Which lines in the records below include the word "localhost"? Report each of them in full.

[Entries taken from a collection]
==========

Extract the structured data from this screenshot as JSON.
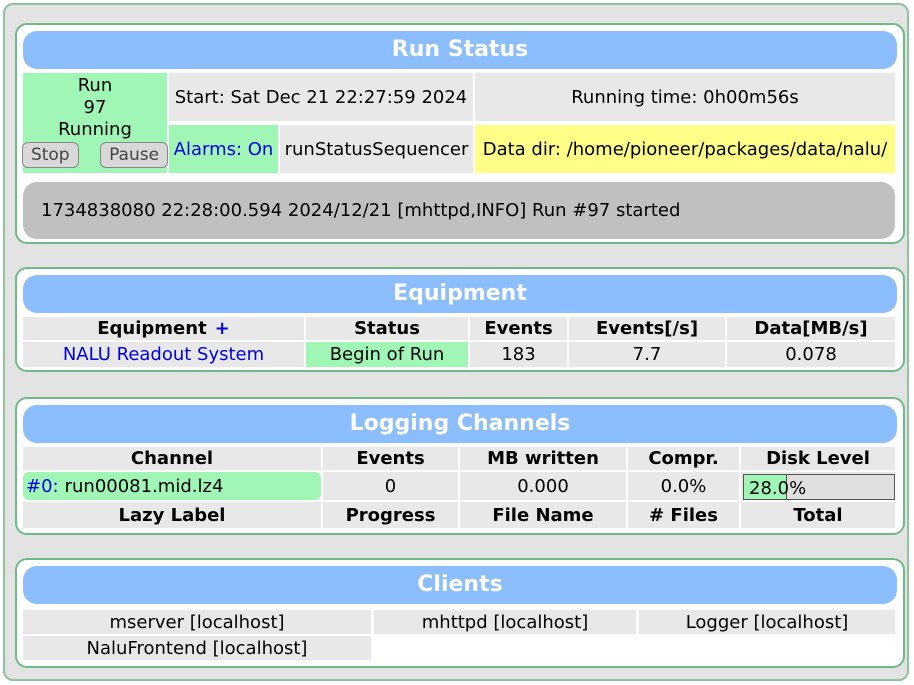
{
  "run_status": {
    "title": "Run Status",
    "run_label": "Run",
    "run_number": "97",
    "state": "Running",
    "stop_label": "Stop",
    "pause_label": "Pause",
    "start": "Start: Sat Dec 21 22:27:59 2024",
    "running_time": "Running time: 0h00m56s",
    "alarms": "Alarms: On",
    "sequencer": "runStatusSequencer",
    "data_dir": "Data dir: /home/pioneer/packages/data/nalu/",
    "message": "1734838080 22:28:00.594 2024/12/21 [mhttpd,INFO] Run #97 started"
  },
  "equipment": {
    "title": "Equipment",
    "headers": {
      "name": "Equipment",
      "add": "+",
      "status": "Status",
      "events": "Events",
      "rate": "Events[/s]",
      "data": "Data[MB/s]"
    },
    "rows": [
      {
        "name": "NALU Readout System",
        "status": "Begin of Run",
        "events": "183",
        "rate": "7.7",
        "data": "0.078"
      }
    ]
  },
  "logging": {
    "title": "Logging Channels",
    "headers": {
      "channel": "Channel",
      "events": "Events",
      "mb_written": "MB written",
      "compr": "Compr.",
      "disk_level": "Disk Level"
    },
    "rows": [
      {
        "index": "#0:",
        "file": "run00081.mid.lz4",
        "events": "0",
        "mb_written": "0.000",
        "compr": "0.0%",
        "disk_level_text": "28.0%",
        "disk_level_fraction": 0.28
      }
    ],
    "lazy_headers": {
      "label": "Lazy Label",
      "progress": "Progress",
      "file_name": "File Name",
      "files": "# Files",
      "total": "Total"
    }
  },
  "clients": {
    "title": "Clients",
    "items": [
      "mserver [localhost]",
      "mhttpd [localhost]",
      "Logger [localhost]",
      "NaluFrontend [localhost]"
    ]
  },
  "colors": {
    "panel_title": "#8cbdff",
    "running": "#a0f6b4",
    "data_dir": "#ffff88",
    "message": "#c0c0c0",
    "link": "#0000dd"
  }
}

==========

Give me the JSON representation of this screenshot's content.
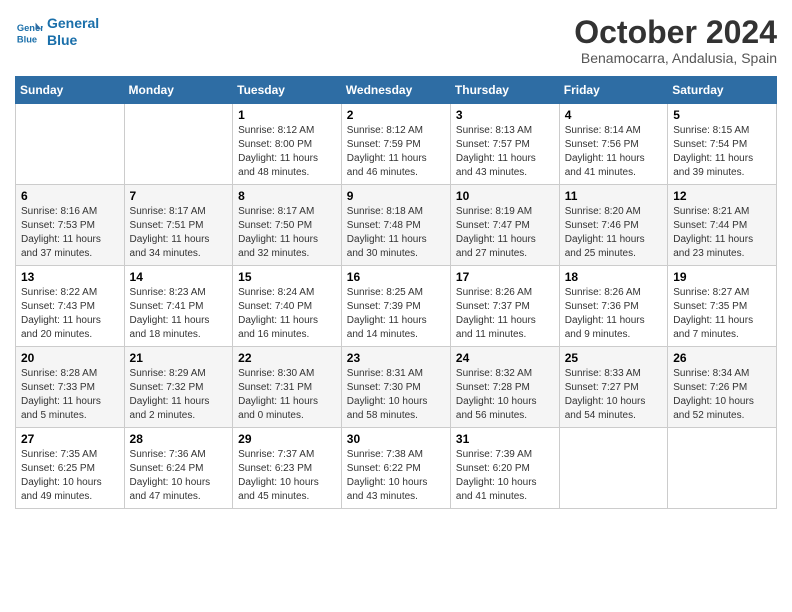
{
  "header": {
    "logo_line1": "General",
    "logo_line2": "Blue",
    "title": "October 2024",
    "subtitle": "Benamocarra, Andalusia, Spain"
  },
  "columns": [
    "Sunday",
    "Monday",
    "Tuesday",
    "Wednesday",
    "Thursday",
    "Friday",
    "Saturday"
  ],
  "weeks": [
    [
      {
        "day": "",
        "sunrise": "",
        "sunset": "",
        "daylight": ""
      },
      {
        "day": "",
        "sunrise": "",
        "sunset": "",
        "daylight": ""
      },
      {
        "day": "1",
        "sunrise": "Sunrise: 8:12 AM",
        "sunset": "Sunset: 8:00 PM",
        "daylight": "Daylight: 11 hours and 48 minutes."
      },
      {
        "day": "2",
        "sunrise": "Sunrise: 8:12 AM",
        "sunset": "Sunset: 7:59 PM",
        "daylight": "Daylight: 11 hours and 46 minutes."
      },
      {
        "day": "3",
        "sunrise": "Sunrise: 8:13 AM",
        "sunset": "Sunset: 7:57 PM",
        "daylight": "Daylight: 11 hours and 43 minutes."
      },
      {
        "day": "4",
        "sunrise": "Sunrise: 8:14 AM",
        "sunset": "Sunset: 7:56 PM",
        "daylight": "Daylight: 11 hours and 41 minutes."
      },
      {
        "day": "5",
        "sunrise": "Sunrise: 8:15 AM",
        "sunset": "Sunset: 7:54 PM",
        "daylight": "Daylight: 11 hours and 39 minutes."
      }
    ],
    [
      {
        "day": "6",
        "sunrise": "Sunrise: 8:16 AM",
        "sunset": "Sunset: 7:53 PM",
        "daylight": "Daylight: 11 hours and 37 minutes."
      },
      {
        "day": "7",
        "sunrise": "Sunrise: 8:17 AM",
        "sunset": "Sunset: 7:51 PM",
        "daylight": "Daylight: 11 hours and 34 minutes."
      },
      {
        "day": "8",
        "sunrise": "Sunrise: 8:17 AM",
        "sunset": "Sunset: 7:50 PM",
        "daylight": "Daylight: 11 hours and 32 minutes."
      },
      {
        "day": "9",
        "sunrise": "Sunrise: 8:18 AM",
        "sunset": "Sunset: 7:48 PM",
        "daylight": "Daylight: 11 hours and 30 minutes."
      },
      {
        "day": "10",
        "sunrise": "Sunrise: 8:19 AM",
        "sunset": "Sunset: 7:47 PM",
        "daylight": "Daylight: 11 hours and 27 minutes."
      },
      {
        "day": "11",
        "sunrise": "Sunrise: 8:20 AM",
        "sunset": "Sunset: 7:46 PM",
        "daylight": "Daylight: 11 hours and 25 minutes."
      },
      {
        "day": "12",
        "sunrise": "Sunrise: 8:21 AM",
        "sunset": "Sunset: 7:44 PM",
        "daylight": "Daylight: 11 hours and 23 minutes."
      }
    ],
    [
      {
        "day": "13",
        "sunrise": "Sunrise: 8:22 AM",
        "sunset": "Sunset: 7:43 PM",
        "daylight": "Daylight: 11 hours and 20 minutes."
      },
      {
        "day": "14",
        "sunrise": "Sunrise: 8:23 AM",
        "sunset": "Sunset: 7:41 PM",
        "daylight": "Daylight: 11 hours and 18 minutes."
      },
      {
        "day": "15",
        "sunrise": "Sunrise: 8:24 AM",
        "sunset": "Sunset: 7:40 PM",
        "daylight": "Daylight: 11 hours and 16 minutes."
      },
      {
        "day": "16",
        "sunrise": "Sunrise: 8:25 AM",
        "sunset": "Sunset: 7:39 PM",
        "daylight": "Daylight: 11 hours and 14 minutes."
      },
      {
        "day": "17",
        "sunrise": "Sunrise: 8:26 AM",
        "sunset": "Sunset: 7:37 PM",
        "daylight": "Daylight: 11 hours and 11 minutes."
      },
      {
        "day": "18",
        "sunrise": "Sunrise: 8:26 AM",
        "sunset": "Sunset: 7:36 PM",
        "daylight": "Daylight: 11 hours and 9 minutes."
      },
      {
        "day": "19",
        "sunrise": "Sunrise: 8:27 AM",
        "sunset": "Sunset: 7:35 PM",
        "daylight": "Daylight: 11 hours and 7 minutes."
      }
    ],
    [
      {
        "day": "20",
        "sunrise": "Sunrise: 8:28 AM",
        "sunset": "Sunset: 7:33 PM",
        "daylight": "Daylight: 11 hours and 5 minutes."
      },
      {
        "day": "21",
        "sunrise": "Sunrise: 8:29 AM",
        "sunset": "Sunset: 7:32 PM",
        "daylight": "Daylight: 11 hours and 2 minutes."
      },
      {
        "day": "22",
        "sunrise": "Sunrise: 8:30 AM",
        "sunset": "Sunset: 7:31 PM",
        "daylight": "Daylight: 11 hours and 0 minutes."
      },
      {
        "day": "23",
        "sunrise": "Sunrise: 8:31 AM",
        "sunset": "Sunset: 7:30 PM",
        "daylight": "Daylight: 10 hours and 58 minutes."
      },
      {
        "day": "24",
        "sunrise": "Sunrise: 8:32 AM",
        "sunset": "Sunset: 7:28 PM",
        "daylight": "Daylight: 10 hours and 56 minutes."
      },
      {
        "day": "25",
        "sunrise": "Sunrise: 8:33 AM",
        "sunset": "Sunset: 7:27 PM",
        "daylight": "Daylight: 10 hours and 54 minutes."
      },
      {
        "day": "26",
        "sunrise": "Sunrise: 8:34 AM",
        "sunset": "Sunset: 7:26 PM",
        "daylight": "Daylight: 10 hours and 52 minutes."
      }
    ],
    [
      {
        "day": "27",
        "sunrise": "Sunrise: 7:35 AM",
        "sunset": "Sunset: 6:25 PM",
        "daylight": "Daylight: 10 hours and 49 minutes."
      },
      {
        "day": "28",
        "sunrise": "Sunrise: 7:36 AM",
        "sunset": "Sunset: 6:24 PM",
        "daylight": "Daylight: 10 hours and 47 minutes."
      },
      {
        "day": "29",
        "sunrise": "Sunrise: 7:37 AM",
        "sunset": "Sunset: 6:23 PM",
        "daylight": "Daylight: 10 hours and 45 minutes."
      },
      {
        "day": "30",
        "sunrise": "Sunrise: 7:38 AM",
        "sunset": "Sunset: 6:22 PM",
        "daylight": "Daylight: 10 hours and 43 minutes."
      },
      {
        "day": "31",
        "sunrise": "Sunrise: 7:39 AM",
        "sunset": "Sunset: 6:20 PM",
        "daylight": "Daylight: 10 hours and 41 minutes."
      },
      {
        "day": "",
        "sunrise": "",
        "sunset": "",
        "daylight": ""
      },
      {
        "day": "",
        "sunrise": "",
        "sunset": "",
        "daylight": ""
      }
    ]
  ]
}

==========

Your solution:
      "mserver [localhost]",
      "mhttpd [localhost]",
      "Logger [localhost]",
      "NaluFrontend [localhost]"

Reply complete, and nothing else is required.